• [Task details]
Report how many lines in the records below hold the word "products". Add nothing to the number.

(Stored data entries)
○ ○ ○

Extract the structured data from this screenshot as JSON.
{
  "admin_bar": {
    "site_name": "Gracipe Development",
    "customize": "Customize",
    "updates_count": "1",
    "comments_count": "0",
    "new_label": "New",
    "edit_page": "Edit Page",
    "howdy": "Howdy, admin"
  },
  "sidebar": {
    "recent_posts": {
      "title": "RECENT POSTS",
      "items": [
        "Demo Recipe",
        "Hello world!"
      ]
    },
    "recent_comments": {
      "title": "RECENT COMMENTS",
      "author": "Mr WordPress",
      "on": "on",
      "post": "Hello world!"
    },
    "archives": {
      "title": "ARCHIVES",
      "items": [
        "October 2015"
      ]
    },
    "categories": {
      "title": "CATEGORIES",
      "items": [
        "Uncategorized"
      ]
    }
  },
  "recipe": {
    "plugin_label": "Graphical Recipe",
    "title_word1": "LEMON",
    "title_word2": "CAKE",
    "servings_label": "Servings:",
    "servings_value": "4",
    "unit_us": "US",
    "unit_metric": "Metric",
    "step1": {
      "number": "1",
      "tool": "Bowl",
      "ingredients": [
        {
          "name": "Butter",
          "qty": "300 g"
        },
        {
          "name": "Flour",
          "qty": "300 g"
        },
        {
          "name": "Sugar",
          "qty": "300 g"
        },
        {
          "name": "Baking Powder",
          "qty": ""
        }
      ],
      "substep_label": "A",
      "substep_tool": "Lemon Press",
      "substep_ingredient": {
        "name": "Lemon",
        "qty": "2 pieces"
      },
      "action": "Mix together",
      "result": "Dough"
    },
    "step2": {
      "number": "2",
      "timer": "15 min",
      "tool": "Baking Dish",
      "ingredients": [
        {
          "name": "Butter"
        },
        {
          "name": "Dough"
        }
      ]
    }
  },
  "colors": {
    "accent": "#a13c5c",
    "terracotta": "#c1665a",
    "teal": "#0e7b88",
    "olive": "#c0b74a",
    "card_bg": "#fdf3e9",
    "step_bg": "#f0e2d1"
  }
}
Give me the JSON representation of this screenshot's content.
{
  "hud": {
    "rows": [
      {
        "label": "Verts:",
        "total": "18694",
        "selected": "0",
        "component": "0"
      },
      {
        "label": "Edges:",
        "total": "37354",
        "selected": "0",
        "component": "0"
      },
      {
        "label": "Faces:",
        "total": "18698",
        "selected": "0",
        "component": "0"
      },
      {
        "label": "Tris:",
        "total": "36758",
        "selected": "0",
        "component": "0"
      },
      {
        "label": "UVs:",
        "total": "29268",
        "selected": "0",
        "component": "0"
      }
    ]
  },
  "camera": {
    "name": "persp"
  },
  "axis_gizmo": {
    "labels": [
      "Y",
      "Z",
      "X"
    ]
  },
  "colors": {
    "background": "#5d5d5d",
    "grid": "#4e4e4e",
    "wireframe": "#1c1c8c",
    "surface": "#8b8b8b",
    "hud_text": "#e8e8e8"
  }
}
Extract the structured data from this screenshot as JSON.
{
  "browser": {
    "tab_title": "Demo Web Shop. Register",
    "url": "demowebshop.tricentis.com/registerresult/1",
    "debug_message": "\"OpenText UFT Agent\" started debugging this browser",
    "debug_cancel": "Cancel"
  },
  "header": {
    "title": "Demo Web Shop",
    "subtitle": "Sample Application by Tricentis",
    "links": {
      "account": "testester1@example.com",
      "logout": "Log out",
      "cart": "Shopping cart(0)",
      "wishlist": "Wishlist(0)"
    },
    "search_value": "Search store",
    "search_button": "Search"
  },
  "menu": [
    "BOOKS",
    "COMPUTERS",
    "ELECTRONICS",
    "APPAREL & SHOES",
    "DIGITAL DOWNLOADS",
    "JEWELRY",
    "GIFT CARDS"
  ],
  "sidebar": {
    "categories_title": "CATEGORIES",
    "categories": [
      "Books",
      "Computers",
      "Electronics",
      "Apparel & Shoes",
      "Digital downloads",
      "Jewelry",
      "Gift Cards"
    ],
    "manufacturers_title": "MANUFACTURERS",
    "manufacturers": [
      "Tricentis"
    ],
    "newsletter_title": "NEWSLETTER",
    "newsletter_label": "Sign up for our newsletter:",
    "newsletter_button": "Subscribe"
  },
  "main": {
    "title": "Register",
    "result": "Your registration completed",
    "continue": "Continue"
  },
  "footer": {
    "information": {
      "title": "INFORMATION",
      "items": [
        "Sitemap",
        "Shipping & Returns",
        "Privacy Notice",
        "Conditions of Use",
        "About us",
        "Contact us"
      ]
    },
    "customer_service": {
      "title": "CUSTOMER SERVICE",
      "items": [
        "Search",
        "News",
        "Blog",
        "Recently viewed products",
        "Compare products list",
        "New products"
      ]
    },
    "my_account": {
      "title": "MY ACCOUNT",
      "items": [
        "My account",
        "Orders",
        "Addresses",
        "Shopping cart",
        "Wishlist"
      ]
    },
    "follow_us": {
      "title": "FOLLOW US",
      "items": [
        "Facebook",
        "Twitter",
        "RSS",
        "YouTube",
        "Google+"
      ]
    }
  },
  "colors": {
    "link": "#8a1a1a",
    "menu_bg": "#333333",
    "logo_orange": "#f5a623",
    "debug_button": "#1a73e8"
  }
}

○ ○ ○

• [Exercise result]
3